Sprint is expecting to decommission at least 6,000 redundant cell sites by the end of 2015. This is being done because the company will no longer be providing WiMAX services after this time. It is not yet clear what will be done with the network after that date.
When Sprint purchased Clearwire last year, WiMAX technology was deployed on approximately 17,000 cell sites and TD-LTE (Time Division Long Term Evolution or 4G) was in the process of being deployed on around 5,000 of these sites. The company has plans to expand this deployment to an additional 5,000 legacy Clearwire sites as part of its Sprint Spark tri-band LTE service.
A filing with the Securities and Exchange Commission (SEC) has noted that Sprint plans to “cease using WiMAX technology by the end of 2015.” This has resulted in the company identifying numerous redundant sites that could expect to be decommissioned and existing leases on them terminated. Sprint has stated that the shutdowns would cost anywhere between $50 million to $100 million.

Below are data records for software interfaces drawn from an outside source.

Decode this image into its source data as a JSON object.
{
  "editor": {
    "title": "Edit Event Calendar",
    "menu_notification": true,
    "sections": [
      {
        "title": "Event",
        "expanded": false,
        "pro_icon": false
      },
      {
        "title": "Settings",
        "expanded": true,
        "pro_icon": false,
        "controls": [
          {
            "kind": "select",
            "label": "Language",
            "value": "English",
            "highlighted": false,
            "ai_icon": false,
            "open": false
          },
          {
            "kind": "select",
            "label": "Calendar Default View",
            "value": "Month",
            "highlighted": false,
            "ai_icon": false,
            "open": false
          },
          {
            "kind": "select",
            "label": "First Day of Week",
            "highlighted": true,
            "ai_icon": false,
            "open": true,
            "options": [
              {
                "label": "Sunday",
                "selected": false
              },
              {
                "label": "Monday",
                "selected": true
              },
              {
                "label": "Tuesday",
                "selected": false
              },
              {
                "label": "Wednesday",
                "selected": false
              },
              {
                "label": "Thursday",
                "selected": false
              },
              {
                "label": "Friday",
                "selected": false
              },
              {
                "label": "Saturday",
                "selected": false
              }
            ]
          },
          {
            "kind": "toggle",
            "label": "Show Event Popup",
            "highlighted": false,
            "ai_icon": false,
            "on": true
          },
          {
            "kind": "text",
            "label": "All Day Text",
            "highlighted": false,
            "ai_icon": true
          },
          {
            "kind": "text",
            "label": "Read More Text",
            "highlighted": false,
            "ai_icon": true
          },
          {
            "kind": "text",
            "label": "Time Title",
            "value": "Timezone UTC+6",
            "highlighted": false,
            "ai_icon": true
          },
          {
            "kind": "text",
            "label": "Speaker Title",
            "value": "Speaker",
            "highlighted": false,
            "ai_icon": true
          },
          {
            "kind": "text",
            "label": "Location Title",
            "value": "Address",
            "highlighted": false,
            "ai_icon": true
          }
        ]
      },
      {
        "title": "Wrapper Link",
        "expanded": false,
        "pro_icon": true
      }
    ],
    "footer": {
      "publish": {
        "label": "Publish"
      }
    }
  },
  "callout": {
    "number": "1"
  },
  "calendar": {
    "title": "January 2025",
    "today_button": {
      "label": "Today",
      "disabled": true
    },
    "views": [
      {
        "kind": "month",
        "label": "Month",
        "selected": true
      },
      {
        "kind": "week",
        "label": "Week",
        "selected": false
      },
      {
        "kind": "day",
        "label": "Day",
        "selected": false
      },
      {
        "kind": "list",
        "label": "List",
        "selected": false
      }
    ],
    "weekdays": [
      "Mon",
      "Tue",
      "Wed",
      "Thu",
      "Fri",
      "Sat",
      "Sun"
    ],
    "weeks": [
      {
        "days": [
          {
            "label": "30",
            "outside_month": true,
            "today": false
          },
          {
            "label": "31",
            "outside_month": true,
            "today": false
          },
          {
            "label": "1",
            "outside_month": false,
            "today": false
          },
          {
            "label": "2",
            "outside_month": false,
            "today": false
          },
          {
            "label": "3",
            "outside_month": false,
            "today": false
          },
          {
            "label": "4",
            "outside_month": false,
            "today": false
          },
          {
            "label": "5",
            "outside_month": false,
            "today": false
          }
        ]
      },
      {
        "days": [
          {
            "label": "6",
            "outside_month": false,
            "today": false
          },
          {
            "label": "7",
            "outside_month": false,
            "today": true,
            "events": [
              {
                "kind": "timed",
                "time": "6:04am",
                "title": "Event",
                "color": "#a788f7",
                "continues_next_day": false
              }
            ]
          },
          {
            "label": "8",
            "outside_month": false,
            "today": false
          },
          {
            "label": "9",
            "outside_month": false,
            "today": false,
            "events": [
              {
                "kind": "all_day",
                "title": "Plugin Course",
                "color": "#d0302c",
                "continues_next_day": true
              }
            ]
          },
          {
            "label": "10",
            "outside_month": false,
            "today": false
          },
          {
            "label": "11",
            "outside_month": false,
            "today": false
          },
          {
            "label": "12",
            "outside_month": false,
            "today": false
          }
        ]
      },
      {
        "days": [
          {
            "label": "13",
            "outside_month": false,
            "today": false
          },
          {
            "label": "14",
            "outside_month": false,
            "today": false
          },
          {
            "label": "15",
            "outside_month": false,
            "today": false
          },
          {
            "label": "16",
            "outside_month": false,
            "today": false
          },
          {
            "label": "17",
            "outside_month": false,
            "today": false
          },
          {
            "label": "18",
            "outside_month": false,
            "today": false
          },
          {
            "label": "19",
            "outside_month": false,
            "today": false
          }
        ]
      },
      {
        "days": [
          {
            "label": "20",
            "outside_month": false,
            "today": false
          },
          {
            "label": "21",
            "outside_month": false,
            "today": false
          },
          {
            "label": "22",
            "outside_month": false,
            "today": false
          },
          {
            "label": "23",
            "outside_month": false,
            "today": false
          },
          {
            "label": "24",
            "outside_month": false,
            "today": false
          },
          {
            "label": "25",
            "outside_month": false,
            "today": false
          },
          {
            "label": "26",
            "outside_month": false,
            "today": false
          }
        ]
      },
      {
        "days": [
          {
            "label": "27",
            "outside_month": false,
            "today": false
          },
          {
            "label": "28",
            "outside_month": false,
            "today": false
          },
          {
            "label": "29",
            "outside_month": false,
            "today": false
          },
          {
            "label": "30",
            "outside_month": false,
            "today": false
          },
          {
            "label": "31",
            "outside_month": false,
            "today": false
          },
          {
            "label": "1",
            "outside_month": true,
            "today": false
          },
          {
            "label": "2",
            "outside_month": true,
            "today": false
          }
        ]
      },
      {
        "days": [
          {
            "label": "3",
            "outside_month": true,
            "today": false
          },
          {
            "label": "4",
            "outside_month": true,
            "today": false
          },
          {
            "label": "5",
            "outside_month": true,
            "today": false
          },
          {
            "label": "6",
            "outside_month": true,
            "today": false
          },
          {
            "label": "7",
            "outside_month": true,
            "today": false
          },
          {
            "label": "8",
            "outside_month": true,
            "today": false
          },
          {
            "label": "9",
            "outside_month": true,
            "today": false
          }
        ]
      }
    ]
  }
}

There is a possibility that the number of cell sites that Sprint plans to decommission could rise. An SEC filing from last year noted that the company had identified approximately 4,300 sites that could face decommission and lease termination when WiMAX technology ceases to be used towards the end of next year.
This is the second network that Sprint plans to shut down in as many years after their iDEN Nextel network was discontinued last year. When the company unveiled Spark, it noted that it had approximately 55,000 macro cell sites. Kelly Schlageter, a spokeswoman for Sprint, told FierceWireless that the company expected to maintain around 55,000 sites as some were decommissioned and others were added to the network. Sprint had already begun laying the groundwork to get their WiMAX customers on to LTE services before they had even acquired Clearwire.
Existing customers can opt to finish their contracts without WiMAX capability, deactivate their service and not be charged an early termination fee or they can transition over to Sprint’s LTE network. If customers switch to the LTE service, they would receive a free standard Sprint LTE-capable device and they would be able to maintain their existing service plans, “if available.”
Sprint has also stated that other offers may be provided that are separate from the transition option. However, these would be subject to customers signing a new two-year contract.